In “normal” disasters, communities quickly obtain the help they need by looking to neighboring communities and states for assistance. In catastrophic disasters, neighboring communities all suffer equally. Emergency management depends on federal and Emergency Management Assistance Compact (EMAC) resources (described below).
To improve its response to catastrophic incidents, the federal government may have to find ways to shorten its seventy-two hour reaction time for those communities requiring immediate assistance. As we continue to evaluate lessons learned, we will work on refining our national response capabilities to address catastrophic disasters.
The National Response Plan (NRP)
As we previously noted, HSPD-5 required the development of the NRP to align and coordinate the federal resources called in to support response and recovery after a national incident.
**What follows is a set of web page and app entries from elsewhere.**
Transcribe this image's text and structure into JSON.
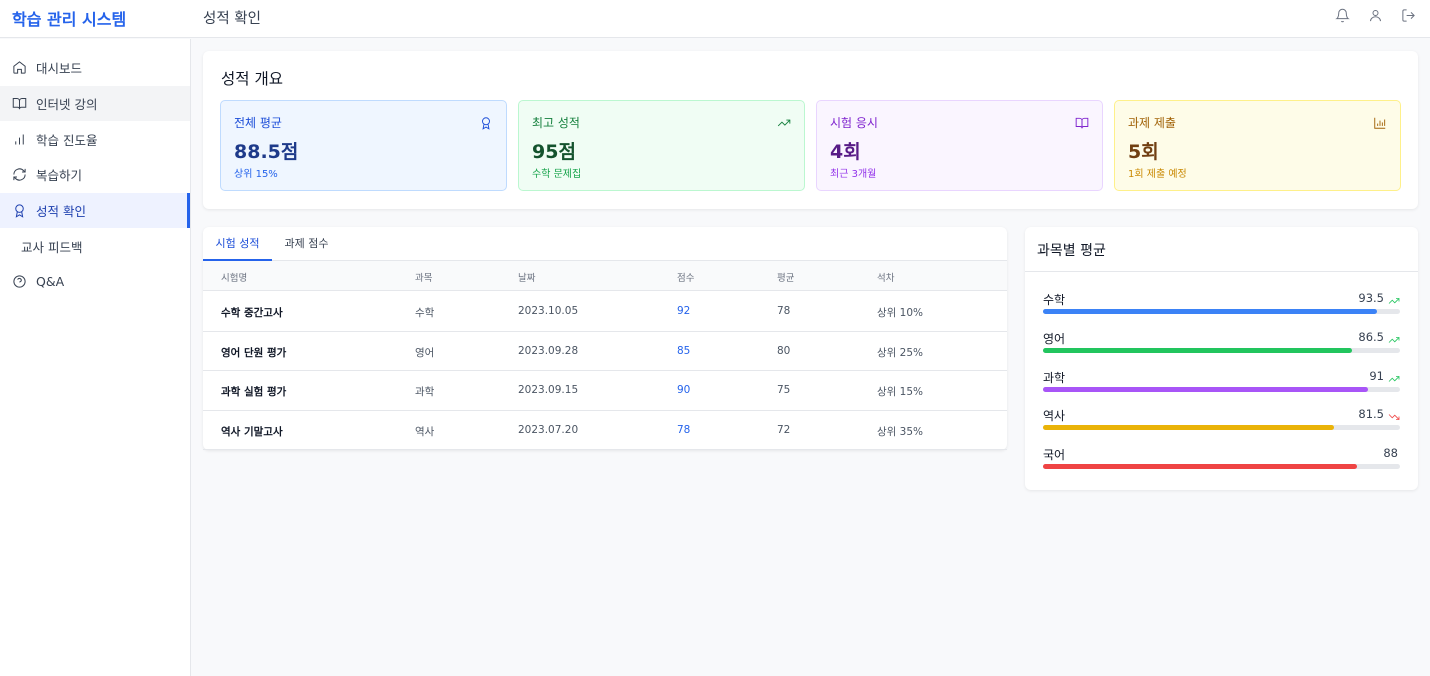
{
  "header": {
    "brand": "학습 관리 시스템",
    "page_title": "성적 확인",
    "icons": [
      "bell-icon",
      "user-icon",
      "logout-icon"
    ]
  },
  "sidebar": {
    "items": [
      {
        "label": "대시보드",
        "icon": "home-icon"
      },
      {
        "label": "인터넷 강의",
        "icon": "book-icon"
      },
      {
        "label": "학습 진도율",
        "icon": "bar-chart-icon"
      },
      {
        "label": "복습하기",
        "icon": "refresh-icon"
      },
      {
        "label": "성적 확인",
        "icon": "award-icon",
        "active": true
      },
      {
        "label": "교사 피드백",
        "icon": ""
      },
      {
        "label": "Q&A",
        "icon": "help-circle-icon"
      }
    ]
  },
  "overview": {
    "title": "성적 개요",
    "stats": [
      {
        "label": "전체 평균",
        "value": "88.5점",
        "sub": "상위 15%",
        "icon": "award-icon",
        "bg": "#eff6ff",
        "border": "#bfdbfe",
        "label_color": "#1d4ed8",
        "value_color": "#1e3a8a",
        "sub_color": "#2563eb"
      },
      {
        "label": "최고 성적",
        "value": "95점",
        "sub": "수학 문제집",
        "icon": "trending-up-icon",
        "bg": "#f0fdf4",
        "border": "#bbf7d0",
        "label_color": "#15803d",
        "value_color": "#14532d",
        "sub_color": "#16a34a"
      },
      {
        "label": "시험 응시",
        "value": "4회",
        "sub": "최근 3개월",
        "icon": "book-open-icon",
        "bg": "#faf5ff",
        "border": "#e9d5ff",
        "label_color": "#7e22ce",
        "value_color": "#581c87",
        "sub_color": "#9333ea"
      },
      {
        "label": "과제 제출",
        "value": "5회",
        "sub": "1회 제출 예정",
        "icon": "bar-chart-icon",
        "bg": "#fefce8",
        "border": "#fef08a",
        "label_color": "#a16207",
        "value_color": "#713f12",
        "sub_color": "#ca8a04"
      }
    ]
  },
  "exam": {
    "tabs": [
      "시험 성적",
      "과제 점수"
    ],
    "columns": [
      "시험명",
      "과목",
      "날짜",
      "점수",
      "평균",
      "석차"
    ],
    "rows": [
      {
        "name": "수학 중간고사",
        "subject": "수학",
        "date": "2023.10.05",
        "score": "92",
        "avg": "78",
        "rank": "상위 10%"
      },
      {
        "name": "영어 단원 평가",
        "subject": "영어",
        "date": "2023.09.28",
        "score": "85",
        "avg": "80",
        "rank": "상위 25%"
      },
      {
        "name": "과학 실험 평가",
        "subject": "과학",
        "date": "2023.09.15",
        "score": "90",
        "avg": "75",
        "rank": "상위 15%"
      },
      {
        "name": "역사 기말고사",
        "subject": "역사",
        "date": "2023.07.20",
        "score": "78",
        "avg": "72",
        "rank": "상위 35%"
      }
    ]
  },
  "subjects": {
    "title": "과목별 평균",
    "items": [
      {
        "name": "수학",
        "value": 93.5,
        "label": "93.5",
        "trend": "up",
        "color": "#3b82f6"
      },
      {
        "name": "영어",
        "value": 86.5,
        "label": "86.5",
        "trend": "up",
        "color": "#22c55e"
      },
      {
        "name": "과학",
        "value": 91,
        "label": "91",
        "trend": "up",
        "color": "#a855f7"
      },
      {
        "name": "역사",
        "value": 81.5,
        "label": "81.5",
        "trend": "down",
        "color": "#eab308"
      },
      {
        "name": "국어",
        "value": 88,
        "label": "88",
        "trend": "",
        "color": "#ef4444"
      }
    ],
    "max": 100,
    "trend_up_color": "#22c55e",
    "trend_down_color": "#ef4444"
  }
}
The NRP is built upon the framework of the NIMS, and sets forth guidelines for managing large-scale incidents that require federal assistance. The Stafford Act outlines the provisions for activating the NRP (discussed below).
The NRP was approved and released on December 2004, replacing the former Federal Response Plan (FRP), which primarily addressed the federal response to disasters; the Concept of Operations Plan (CONPLAN), which addressed the federal response to terrorism incidents; and several other federal response plans governing specific incident types. The new NRP provides a single all-hazard approach for defining the federal role in response to incidents of national significance.
It is important to note that both the NIMS and the NRP are under consideration for revision as a result of the lessons learned after Hurricane Katrina in 2005. A new version of the NIMS and a National Response Framework (to replace the NRP) are under internal review, with a release scheduled for the end of calendar year 2007.
In developing the NRP, the DHS incorporated the best practices and procedures from established plans from across many disciplines, including emergency management, homeland security, firefighting, law enforcement, public health, public works, EMS, and hazardous materials response. The DHS recognized that these disciplines already had working plans and procedures. What the United States needed was a single all-hazard response plan that would enable all of these disciplines to function together in an integrated coordinating structure.
To meet this need, the NRP promotes the organization of support functions and the delegation of responsibility to various federal agencies to facilitate the delivery of critical federal resources to an incident location. The NRP coordinates federal responsibilities through the assignment of Emergency Support Functions (ESFs).
Each ESF provides a coordination mechanism for the function assigned. Under the NRP, each ESF is assigned to a group of primary and support agencies based on legal authority, resources, and capabilities. The NRP requires that ESFs support one another to form a cohesive response to the emergency incident. ESFs may direct staff to the National Response Coordination Center (NRCC), the Regional Response Coordination Center (RRCC), a Joint Field Office (JFO), or an Incident Command Post (ICP) as required to provide the necessary support (more information on these below).
Many states have adopted the ESF model and have organized their EOCs in line with it to better manage state resources and to allow for the seamless integration of local and federal responders.